> **YOUR OBJECTIVE**:
With the images set aside, retype every record below character for character.
<<<<
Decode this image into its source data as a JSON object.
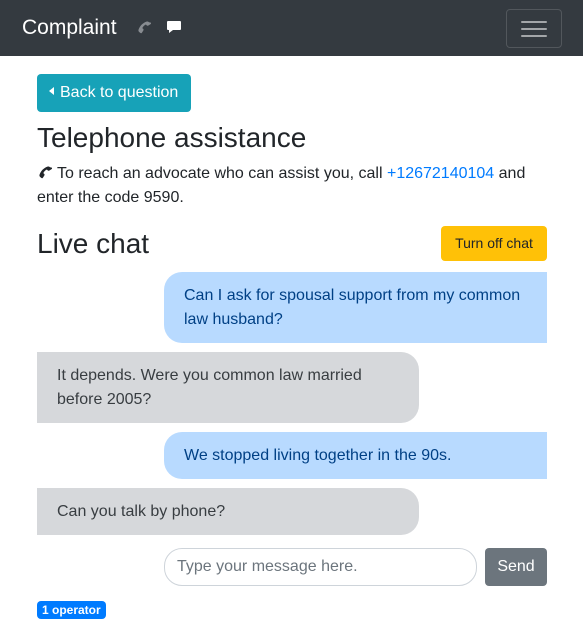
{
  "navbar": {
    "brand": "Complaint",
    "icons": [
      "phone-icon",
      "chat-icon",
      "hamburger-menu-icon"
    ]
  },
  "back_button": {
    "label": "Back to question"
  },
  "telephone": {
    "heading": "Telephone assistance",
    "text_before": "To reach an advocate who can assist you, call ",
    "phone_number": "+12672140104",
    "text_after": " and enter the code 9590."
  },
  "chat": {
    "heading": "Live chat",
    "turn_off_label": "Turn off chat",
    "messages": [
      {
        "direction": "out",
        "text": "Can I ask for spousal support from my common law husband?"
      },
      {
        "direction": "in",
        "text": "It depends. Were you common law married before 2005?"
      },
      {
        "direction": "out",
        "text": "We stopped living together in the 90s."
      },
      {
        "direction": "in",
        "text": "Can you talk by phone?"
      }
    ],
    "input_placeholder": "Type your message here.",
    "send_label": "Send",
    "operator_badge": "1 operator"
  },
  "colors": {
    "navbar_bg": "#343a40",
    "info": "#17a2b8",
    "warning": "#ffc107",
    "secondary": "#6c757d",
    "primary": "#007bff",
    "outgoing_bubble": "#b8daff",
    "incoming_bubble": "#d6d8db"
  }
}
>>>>
> **OUTPUT FOR THIS EXERCISE**:
Decode this image into its source data as a JSON object.
{
  "navbar": {
    "brand": "Complaint",
    "icons": [
      "phone-icon",
      "chat-icon",
      "hamburger-menu-icon"
    ]
  },
  "back_button": {
    "label": "Back to question"
  },
  "telephone": {
    "heading": "Telephone assistance",
    "text_before": "To reach an advocate who can assist you, call ",
    "phone_number": "+12672140104",
    "text_after": " and enter the code 9590."
  },
  "chat": {
    "heading": "Live chat",
    "turn_off_label": "Turn off chat",
    "messages": [
      {
        "direction": "out",
        "text": "Can I ask for spousal support from my common law husband?"
      },
      {
        "direction": "in",
        "text": "It depends. Were you common law married before 2005?"
      },
      {
        "direction": "out",
        "text": "We stopped living together in the 90s."
      },
      {
        "direction": "in",
        "text": "Can you talk by phone?"
      }
    ],
    "input_placeholder": "Type your message here.",
    "send_label": "Send",
    "operator_badge": "1 operator"
  },
  "colors": {
    "navbar_bg": "#343a40",
    "info": "#17a2b8",
    "warning": "#ffc107",
    "secondary": "#6c757d",
    "primary": "#007bff",
    "outgoing_bubble": "#b8daff",
    "incoming_bubble": "#d6d8db"
  }
}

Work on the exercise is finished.